Tending the Fire
Illuminating our world with new and ancestral media
As indigenous peoples we ‘tend to the fire’ of our indigenous lifeways to maintain our cultures in modern contexts. We also work to decolonize ourselves to build resilience for future generations. This work includes expressing cultural sovereignty, and we do this in old and new ways.
Create spaces and provide resources for producing, preserving & distributing media created by and for Native communities in the Bay Area, California, and worldwide.
Produce video, audio, and multimedia works with Native voices & vision.
Facilitate community media trainings and Native media distribution.
Provide bridges for intertribal and global indigenous knowledge-sharing through digital archives, media collections and repatriation
In addition to short documentary production and documentation of indigenous teachings, elders, and intergenerational eco-cultural healing processes, we also participate in larger productions, such as the feature film Spectacular Movements, a documentary co-produced by The Cultural Conservancy and directed by our Media Director Mateo Hinojosa. This film was released in 2015, and is available for community screenings.
The Cultural Conservancy has been involved for over a decade in The Salt Song Trail Project of the Southern Paiute Nation, working closely Vivienne Jake (Kaibab Paiute) and Matthew Leivas, Sr. (Chemehuevi), Salt Song Project Directors to produce an award-winning documentary, a map of the Salt Song Trail, and song revitalization. Visit our Salt Song Trail Project Page to learn more.
We are honored to have co-produced the Indigenous Forum at Bioneers with the Indigenous Environmental Network, and to have recorded the indigenous leaders present. Here is one video from 2014, exposing the impact of the Bakken oil fields on Fr. Berthold Indian Reservation:

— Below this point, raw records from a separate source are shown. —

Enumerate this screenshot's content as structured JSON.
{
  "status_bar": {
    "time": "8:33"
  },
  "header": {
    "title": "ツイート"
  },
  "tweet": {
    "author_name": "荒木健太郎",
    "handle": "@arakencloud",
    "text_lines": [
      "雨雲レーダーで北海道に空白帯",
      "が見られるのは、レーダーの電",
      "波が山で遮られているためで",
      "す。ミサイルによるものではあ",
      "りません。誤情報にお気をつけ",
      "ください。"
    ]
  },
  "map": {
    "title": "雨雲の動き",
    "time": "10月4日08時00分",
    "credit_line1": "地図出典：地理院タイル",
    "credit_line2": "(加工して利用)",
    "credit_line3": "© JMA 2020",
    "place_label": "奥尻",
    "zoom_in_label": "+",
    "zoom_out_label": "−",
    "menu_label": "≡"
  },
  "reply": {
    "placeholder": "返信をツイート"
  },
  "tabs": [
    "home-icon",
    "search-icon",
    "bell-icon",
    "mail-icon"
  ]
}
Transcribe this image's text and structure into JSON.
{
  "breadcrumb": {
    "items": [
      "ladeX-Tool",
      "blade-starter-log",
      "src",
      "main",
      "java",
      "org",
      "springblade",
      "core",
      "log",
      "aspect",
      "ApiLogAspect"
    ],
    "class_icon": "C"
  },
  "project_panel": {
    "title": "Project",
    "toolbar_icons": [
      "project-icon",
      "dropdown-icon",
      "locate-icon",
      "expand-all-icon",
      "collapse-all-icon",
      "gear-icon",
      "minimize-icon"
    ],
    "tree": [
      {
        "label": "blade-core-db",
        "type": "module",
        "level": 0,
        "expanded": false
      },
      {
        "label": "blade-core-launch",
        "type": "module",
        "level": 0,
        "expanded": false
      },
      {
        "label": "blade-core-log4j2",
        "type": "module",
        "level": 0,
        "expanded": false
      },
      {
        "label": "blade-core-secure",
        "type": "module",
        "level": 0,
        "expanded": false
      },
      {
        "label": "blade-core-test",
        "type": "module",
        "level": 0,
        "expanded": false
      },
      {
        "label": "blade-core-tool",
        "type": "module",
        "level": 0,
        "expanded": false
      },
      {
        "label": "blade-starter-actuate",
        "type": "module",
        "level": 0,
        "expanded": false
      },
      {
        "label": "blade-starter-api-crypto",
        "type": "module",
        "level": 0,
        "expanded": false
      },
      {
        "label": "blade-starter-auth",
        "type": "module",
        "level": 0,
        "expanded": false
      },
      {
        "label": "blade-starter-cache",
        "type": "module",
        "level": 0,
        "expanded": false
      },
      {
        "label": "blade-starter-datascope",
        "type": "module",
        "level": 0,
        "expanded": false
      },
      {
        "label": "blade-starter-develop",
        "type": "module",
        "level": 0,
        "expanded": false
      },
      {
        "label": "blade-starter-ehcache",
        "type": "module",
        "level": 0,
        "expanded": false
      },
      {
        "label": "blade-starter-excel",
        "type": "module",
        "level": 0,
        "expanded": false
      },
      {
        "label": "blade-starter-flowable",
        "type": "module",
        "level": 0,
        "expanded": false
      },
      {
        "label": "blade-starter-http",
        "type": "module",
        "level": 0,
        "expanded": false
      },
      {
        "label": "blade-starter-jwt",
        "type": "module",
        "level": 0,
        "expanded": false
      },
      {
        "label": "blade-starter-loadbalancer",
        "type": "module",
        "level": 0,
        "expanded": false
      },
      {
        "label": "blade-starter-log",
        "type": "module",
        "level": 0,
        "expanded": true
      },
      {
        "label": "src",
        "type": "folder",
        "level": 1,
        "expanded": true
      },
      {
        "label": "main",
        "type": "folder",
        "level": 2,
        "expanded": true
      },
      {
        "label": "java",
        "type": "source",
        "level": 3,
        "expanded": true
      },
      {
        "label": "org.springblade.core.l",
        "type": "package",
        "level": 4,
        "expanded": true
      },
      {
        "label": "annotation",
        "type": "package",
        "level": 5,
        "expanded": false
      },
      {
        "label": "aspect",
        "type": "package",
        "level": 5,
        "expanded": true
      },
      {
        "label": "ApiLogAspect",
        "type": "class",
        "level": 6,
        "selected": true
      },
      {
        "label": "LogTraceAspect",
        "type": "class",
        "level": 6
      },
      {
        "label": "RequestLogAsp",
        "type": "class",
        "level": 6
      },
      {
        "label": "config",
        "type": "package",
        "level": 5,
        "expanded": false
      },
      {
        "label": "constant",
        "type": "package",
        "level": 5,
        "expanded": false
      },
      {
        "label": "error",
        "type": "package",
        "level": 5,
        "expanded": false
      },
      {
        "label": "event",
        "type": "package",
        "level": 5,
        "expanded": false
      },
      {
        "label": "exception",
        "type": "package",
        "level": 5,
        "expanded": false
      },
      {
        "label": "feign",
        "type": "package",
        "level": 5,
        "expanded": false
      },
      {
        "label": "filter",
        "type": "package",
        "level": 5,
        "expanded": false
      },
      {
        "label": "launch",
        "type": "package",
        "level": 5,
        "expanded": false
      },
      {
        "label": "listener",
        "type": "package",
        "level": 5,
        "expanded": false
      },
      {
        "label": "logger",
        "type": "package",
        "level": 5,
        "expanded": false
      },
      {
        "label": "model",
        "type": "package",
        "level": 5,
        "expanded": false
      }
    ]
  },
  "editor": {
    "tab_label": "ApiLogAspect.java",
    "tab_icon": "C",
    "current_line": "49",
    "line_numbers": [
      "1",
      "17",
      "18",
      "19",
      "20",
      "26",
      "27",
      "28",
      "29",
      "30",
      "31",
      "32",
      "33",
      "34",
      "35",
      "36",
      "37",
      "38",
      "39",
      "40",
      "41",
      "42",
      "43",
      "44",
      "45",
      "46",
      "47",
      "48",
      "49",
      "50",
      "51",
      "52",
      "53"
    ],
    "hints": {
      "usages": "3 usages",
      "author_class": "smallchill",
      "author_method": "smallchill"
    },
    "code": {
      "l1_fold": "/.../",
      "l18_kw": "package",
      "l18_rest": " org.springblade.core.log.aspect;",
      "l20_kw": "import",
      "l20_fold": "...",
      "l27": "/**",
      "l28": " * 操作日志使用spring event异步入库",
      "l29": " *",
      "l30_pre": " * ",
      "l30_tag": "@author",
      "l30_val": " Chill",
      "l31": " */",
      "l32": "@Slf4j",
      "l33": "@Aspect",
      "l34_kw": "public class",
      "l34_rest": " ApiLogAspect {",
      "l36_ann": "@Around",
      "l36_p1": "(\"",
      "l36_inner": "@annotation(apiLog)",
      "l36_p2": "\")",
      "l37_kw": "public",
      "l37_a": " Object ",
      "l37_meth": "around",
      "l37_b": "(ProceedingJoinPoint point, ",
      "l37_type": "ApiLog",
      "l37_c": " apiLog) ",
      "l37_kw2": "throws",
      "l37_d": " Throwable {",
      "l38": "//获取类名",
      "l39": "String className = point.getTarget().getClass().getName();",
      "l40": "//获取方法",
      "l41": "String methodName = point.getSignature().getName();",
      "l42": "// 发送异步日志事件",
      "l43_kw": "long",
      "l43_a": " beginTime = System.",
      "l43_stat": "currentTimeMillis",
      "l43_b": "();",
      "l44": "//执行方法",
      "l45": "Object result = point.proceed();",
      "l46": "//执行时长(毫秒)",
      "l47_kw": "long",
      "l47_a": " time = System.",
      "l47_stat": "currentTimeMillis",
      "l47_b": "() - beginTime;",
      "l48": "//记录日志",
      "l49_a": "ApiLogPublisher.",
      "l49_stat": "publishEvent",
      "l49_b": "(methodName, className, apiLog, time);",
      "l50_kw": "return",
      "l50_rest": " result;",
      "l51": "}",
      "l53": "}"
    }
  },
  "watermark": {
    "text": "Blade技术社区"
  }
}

One of our early multimedia projects, CIRCLE OF STORIES - video series and interactive web site, features wisdom from elders. It was co-produced with Philomath Films, ITVS, PBS, and Second Story (2002).
We created the Sacred Land Media Collaborative to share stories of both resistance to the destruction of sacred places and efforts to revitalize traditional cultural practices. These stories inform, inspire, and give strength and hope to others, leading to a healthier and more vibrant world. The Sacred Land Media Collaborative merges our communities and creates new tools for protection of sacred places. These include collaborative film screenings and educational events, designing discussion guides and curricula, and sharing documentary filmmaking skills to better train and support a new generation of indigenous media-makers.
COMMUNITY MEDIA WORKSHOPS
For decades, we have been partnering with indigenous communities, both urban and rural, to collaborate on hands-on media trainings, including documentary production, video post-production, audio production, and audiovisual storytelling in many formats.
Photo credits: Mateo Hinojosa, Melissa K. Nelson, Nícola Wagenberg